TOKYO -- Most people worried about the next Korean war have their eyes on the Demilitarized Zone between North and South Korea. But the Japanese are worried that the conflict could be touched off here.
The possible assassination of South Korea's president, Kim Young Sam, during his visit to Japan this week is the nightmare scenario twisting in the background of his coming summit. The killing of the popular president would be the sort of devastating action just short of war that North Korea has resorted to before.
Tokyo is under security alert.
In 1983, 18 South Korean officials, including Deputy Prime Minister So Sok Chun, were killed by a remote-controlled bomb while in Rangoon. Subsequent arrests and announcements by the Burmese government indicated strong links to North Korea.
Four years later, terrorists blew up a Korean Air jet flying from Seoul to Bahrain. One was captured. In court, she testified that she had received direct orders from Kim Jong Il, son and heir-apparent of North Korean ruler Kim Il Sung, to plant the explosives as part of a campaign to disrupt the 1988 Olympics in Seoul.
During the four contentious decades since the Korean War concluded with an armistice but no treaty, numerous other assassinations have been attributed to North Korea, including the murder of the South Korean president's mother in 1960.
Within North Korea's vast military of more than a million troops are believed to be a substantial number of special forces trained for such missions.
Japan has its own historical baggage concerning Korean officials. In 1973, South Korean opposition leader Kim Tae Jung was abducted from a Tokyo hotel by South Korean intelligence agents and imprisoned in South Korea. A year later, a Korean living in Japan attempted to assassinate then-Prime Minister Park Chung Hee.
Today, hundreds of thousands of Koreans live in Japan, and if the North has any support outside of China, it is likely to be found in a small subgroup in this loose-knit Korean community.
Included are inflexible adherents of the North Korean regime, some of whom provide a critical financial conduit between Koreans living in Japan and relatives inside the impoverished Stalinist state. It is understood by the senders that most of the money is siphoned off for use by the government, which has few sources of hard currency.
For humanitarian reasons, as well as residual guilt about their brutal colonial occupation of Korea earlier in the century, Japanese officials have been hesitant to disrupt this flow. Consequently, Japan has become a crucial, if unwitting, base for North Korean assistance.
A second concern stems from apologies made by Japanese Prime Minister Morihiro Hosokawa to Korea and other countries for criminal acts during the occupation and World War II.
The apologies are deeply resented by Japan's unrepentant right-wing activists, who have a legacy of staging occasional violent protests -- though Mr. Kim, who has moderated past South Korean demands for reparations in an effort to enhance relations with Japan, would seem an odd target for their wrath.
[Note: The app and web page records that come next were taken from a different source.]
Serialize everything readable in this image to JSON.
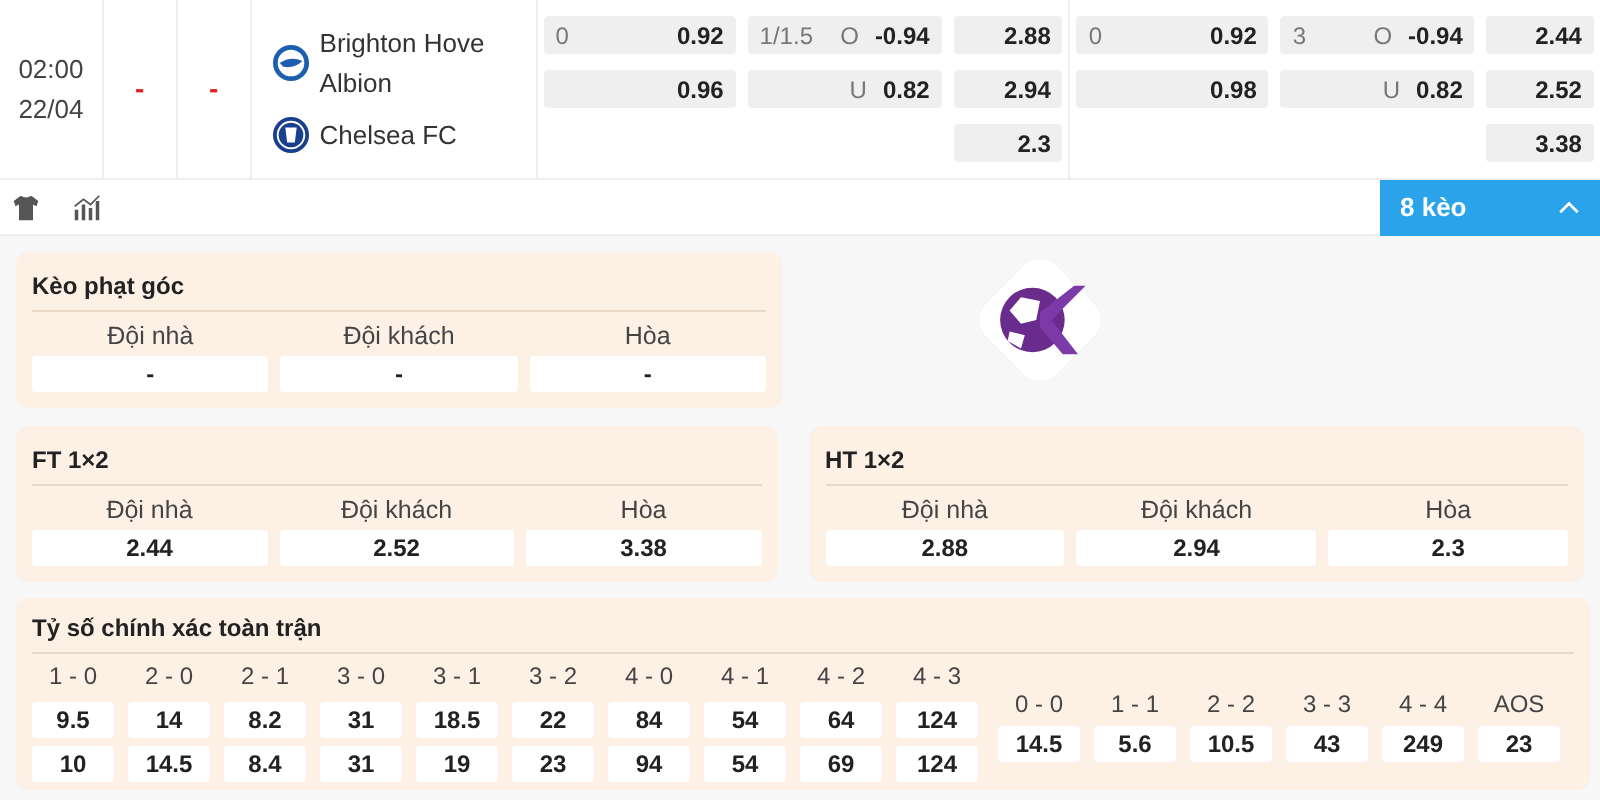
{
  "match": {
    "time": "02:00",
    "date": "22/04",
    "score_home": "-",
    "score_away": "-",
    "home": {
      "name": "Brighton Hove Albion"
    },
    "away": {
      "name": "Chelsea FC"
    }
  },
  "odds_sections": [
    {
      "handicap": [
        {
          "line": "0",
          "value": "0.92"
        },
        {
          "value": "0.96"
        }
      ],
      "over_under": [
        {
          "line": "1/1.5",
          "side": "O",
          "value": "-0.94"
        },
        {
          "side": "U",
          "value": "0.82"
        }
      ],
      "one_x_two": [
        "2.88",
        "2.94",
        "2.3"
      ]
    },
    {
      "handicap": [
        {
          "line": "0",
          "value": "0.92"
        },
        {
          "value": "0.98"
        }
      ],
      "over_under": [
        {
          "line": "3",
          "side": "O",
          "value": "-0.94"
        },
        {
          "side": "U",
          "value": "0.82"
        }
      ],
      "one_x_two": [
        "2.44",
        "2.52",
        "3.38"
      ]
    }
  ],
  "more_button": {
    "label": "8 kèo",
    "expanded": true
  },
  "markets": [
    {
      "title": "Kèo phạt góc",
      "outcomes": [
        {
          "label": "Đội nhà",
          "value": "-"
        },
        {
          "label": "Đội khách",
          "value": "-"
        },
        {
          "label": "Hòa",
          "value": "-"
        }
      ]
    },
    {
      "title": "FT 1×2",
      "outcomes": [
        {
          "label": "Đội nhà",
          "value": "2.44"
        },
        {
          "label": "Đội khách",
          "value": "2.52"
        },
        {
          "label": "Hòa",
          "value": "3.38"
        }
      ]
    },
    {
      "title": "HT 1×2",
      "outcomes": [
        {
          "label": "Đội nhà",
          "value": "2.88"
        },
        {
          "label": "Đội khách",
          "value": "2.94"
        },
        {
          "label": "Hòa",
          "value": "2.3"
        }
      ]
    }
  ],
  "exact_score": {
    "title": "Tỷ số chính xác toàn trận",
    "results": [
      {
        "label": "1 - 0",
        "values": [
          "9.5",
          "10"
        ]
      },
      {
        "label": "2 - 0",
        "values": [
          "14",
          "14.5"
        ]
      },
      {
        "label": "2 - 1",
        "values": [
          "8.2",
          "8.4"
        ]
      },
      {
        "label": "3 - 0",
        "values": [
          "31",
          "31"
        ]
      },
      {
        "label": "3 - 1",
        "values": [
          "18.5",
          "19"
        ]
      },
      {
        "label": "3 - 2",
        "values": [
          "22",
          "23"
        ]
      },
      {
        "label": "4 - 0",
        "values": [
          "84",
          "94"
        ]
      },
      {
        "label": "4 - 1",
        "values": [
          "54",
          "54"
        ]
      },
      {
        "label": "4 - 2",
        "values": [
          "64",
          "69"
        ]
      },
      {
        "label": "4 - 3",
        "values": [
          "124",
          "124"
        ]
      }
    ],
    "draws": [
      {
        "label": "0 - 0",
        "value": "14.5"
      },
      {
        "label": "1 - 1",
        "value": "5.6"
      },
      {
        "label": "2 - 2",
        "value": "10.5"
      },
      {
        "label": "3 - 3",
        "value": "43"
      },
      {
        "label": "4 - 4",
        "value": "249"
      },
      {
        "label": "AOS",
        "value": "23"
      }
    ]
  }
}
However, Mr. Kim would be an inviting target for anyone seeking to create chaos in South Korea. He is the country's first freely elected leader since 1961. The popularity of his democratic reforms has been a devastating public relations defeat for North Korea, which has been able in the past to deflect some of the international repugnance for its own leadership by pointing to the often corrupt and unpopular military leaders to the south.
Security is always tight in Tokyo for visits by state leaders, but measures for Mr. Kim's visit appear especially stringent. Copies of his schedule were distributed to the press with the request that it be used but not disseminated.
Newspapers have reported that 16,000 police have been assigned special duties for the occasion. A Foreign Ministry official provided a vastly larger number, saying that in excess of 100,000 officers would be on duty.
More officers have been evident on the already well-patrolled downtown streets, even in comparison with other state visits, and that is expected to increase dramatically with Mr. Kim's arrival.
Security officials decline to provide specific information, but cars have been pulled over for spot checks, and a senior government official just returned from a holiday weekend said that unusual efforts were being made to keep train platforms swept of packages, presumably out of fear of explosives.